It is very important to note sir; justice has been a landmark of humanity and the progress of institutions within societies. More so, I have read numerous scriptures in both Islam and Christianity and the confluence on social justice has been amazingly rich. Your stewardship as a leader with all the executive powers is to entrench institutional justice and professionalism in its entire ramification within the commission. I am not qualified to advice you on this, but my humble submission would be that your reforms in the commission should firstly and urgently be to look into justice within. Although psychologists have proven time and again that human beings are dynamic, however eliminating their existential threats toward progression will ensure a fusion of loyalty and dedication.
Furthermore, the concepts of distributive and procedural justice are immensely important in understanding the psychology of employees because these issues are directly linked to the productivity and morale of employees in an organisation. However, these concepts are very complex in law enforcement agencies, particularly in Nigeria where unionism within law enforcement personnel is considered obnoxious, and that is the more reason why a leader of a law enforcement agency such as yours must strive to inculcate justice. At this juncture, let me draw your attention to a verse in the holy Quran that reiterates the importance of Justice:
‘O you who have believe, be persistently standing firm in justice, witnesses for Allah , even if it be against yourselves or parents and relatives. Whether one is rich or poor, Allah is more worthy of both. So follow not [personal] inclination, lest you not be just. And if you distort [your testimony] or refuse [to give it], then indeed Allah is ever, with what you do, Acquainted’ (Surat An-Nisā 135)
I have no doubt in my mind that you are a progressive and a bridge-builder. I am certain that justice and reforms will be cardinal during your administration. This takes me back memory lane on a fascinating conversation with you and my other colleagues which happened more than a decade ago. The issue of the first director of the Federal Bureau of Investigation (FBI), John Edgar Hoover, came up and I can still vividly remember how eloquent your passion was about uplifting the commission by borrowing the positive features of Mr. Hoover’s reform in the FBI. The scale of your passion has been tested. Although I have not been to Port Harcourt and Lagos where your reforms touched, but the feedbacks are predictable knowing the philosophy you stand for all the time.
One other painful truth is to expect heavy criticism and fierce sabotage, because from Nuhu Ribadu to Mohammed Abba the enemies of our land came heavy on them.

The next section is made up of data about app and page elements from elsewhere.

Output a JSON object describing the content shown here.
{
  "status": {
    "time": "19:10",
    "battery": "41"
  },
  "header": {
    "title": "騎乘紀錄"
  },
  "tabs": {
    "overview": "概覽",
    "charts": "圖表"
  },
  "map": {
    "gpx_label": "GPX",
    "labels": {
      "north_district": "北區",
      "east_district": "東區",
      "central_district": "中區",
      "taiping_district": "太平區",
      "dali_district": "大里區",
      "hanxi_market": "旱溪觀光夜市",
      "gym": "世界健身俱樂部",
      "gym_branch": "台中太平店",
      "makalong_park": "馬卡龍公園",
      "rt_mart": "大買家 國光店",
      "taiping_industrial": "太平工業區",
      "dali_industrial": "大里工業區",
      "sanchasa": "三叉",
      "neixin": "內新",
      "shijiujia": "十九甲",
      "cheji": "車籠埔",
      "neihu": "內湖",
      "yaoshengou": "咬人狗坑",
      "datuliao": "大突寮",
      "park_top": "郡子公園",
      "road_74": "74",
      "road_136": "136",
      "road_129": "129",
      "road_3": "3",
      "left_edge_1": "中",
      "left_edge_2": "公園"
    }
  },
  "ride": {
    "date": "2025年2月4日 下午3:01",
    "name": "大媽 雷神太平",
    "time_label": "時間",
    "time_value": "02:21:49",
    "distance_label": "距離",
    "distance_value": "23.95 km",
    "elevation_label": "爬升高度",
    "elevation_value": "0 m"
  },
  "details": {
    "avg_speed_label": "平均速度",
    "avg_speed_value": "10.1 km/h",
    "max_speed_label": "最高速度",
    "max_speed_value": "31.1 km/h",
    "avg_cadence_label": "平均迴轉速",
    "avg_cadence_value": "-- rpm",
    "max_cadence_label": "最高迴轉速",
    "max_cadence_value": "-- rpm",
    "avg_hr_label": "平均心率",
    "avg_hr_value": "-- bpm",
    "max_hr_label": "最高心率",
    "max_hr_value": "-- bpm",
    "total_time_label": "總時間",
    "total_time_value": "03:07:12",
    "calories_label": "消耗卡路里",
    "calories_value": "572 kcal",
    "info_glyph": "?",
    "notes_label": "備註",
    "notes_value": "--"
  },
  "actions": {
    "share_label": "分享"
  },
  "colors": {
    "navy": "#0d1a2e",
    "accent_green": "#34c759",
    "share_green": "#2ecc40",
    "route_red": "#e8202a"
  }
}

Hence, with due respect Sir, you won’t be an exception, I am certain they will equally come after you too. Although there are constructive criticisms which are normal, you must add more armour to your already fortified skin in order to absorb the shocks after implementing your radical reforms. Personally I take an oath today, that I will be one of the frontrunners that will directly or indirectly help support the progress of the commission by entrenching the rule of law. I have no single doubt in my mind that as a young, energetic and progressive officer, you have numerous people both within and outside the commission who will definitely take the bullets for you; as such, you should honour your philosophy. Should you honour it, your achievements and name will surely be written in gold. It is worthy of note that my little daughter has promised to melt her most cherished gold jewellery gift from her grandmother, just so it can be used as the ink for her generation to remember you.
May God be with you.
A loyal officer